A widget (or control) is an interface component that a computer user interacts with, such as a window or a text box. Widgets are sometimes qualified as virtual to distinguish them from their physical counterparts, e.g. virtual buttons that can be clicked with a mouse cursor, vs. physical buttons that can be pressed with a finger. Widgets are often packaged together in widget toolkits. Programmers use widgets to build graphical user interfaces (GUIs).
One commonly referred to type of widgets are the Dashboard widgets of Apple Macintosh computer users. Widgets, in this case, are downloadable interactive virtual tools that provide services such as showing the user the latest news, the current weather, a dictionary, a map program, sticky notes, or even a language translator, among other things.
Some say that the word "widget" is derived from the combination of "window" and "gadget". This is unlikely.
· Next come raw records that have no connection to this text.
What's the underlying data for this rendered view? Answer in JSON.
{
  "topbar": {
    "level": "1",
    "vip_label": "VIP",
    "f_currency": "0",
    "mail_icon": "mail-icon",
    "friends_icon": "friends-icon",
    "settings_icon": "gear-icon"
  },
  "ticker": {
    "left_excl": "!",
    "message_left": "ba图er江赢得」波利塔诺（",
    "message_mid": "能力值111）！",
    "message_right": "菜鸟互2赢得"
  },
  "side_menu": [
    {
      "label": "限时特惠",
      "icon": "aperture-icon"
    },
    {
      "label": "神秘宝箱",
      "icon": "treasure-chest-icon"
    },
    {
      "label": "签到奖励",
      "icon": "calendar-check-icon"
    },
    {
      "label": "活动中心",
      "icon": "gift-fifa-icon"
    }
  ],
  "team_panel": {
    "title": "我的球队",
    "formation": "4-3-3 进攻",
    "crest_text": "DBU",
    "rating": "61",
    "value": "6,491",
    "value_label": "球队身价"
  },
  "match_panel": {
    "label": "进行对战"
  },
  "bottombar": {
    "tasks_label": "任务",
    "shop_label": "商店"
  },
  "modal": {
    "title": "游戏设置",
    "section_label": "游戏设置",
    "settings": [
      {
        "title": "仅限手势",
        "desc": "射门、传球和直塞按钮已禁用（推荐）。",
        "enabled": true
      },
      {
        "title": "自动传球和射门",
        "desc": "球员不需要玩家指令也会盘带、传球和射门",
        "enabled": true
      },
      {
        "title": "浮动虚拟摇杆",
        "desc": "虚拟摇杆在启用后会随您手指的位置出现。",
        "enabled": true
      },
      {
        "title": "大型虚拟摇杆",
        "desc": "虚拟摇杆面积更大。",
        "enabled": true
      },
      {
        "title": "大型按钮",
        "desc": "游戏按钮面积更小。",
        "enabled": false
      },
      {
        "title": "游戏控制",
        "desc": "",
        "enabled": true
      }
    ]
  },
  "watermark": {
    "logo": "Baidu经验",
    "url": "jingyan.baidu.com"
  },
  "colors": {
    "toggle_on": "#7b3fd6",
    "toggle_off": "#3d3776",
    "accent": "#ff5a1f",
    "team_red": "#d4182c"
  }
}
The earliest known occurrence of the word "widget" is in Beggar on Horseback (1924), a comedy play written by George S. Kaufman and Marc Connelly. The hero of this play is a struggling composer who must choose between creating music that stimulates his soul (but earns no money) or earning a living by accepting a soul-deadening job in a factory that makes "widgets". The text of the play intentionally refrains from revealing what "widgets" are; clearly, they represent any purely mercantile commodity that has no artistic or spiritual value.
In Britain, the word "widget" has an additional meaning, not encountered in the United States. A widget, in this sense, is a small device attached to beer cans during their manufacture (only for certain brands of beer) which enables the beer to maintain its cold temperature and its "head" for a prolonged period without refrigeration.